Which lines of the entries below hold the word "heading"? Report each of them.

Start of Material provided

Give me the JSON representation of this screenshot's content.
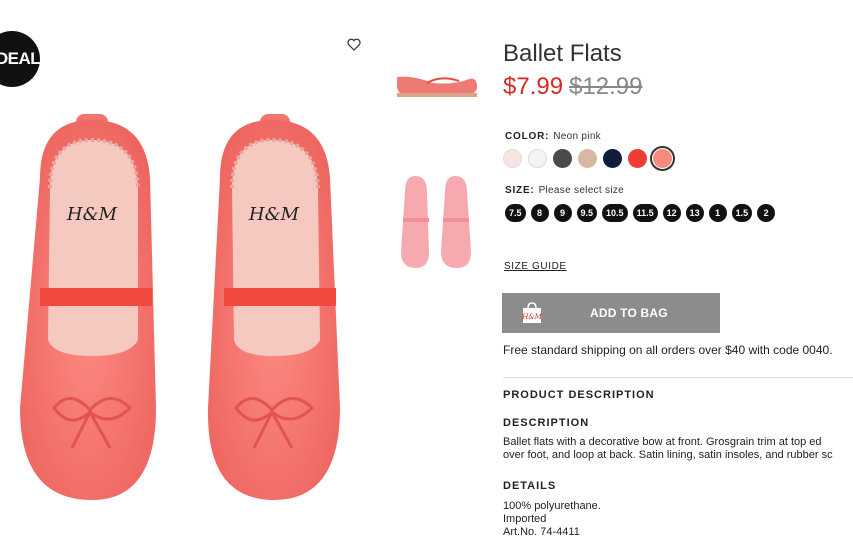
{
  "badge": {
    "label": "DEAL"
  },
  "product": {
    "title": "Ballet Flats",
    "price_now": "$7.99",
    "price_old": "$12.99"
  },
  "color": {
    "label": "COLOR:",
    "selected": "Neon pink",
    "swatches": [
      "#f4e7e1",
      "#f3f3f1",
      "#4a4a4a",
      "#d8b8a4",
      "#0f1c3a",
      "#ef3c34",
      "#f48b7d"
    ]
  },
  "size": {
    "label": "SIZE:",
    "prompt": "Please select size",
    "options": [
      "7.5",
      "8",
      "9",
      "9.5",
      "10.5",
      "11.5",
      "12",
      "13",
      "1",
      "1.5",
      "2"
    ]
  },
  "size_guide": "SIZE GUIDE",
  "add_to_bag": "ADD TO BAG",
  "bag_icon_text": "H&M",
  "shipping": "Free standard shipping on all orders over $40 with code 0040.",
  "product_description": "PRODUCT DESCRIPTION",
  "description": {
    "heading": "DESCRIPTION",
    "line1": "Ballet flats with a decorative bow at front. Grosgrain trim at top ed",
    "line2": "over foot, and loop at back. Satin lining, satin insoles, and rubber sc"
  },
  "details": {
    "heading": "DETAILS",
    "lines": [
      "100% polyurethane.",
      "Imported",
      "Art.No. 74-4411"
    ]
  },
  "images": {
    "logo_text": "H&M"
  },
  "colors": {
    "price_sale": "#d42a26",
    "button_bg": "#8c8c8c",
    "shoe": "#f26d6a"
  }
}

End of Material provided

▶ **Solution below**
    "heading": "DESCRIPTION",
    "heading": "DETAILS",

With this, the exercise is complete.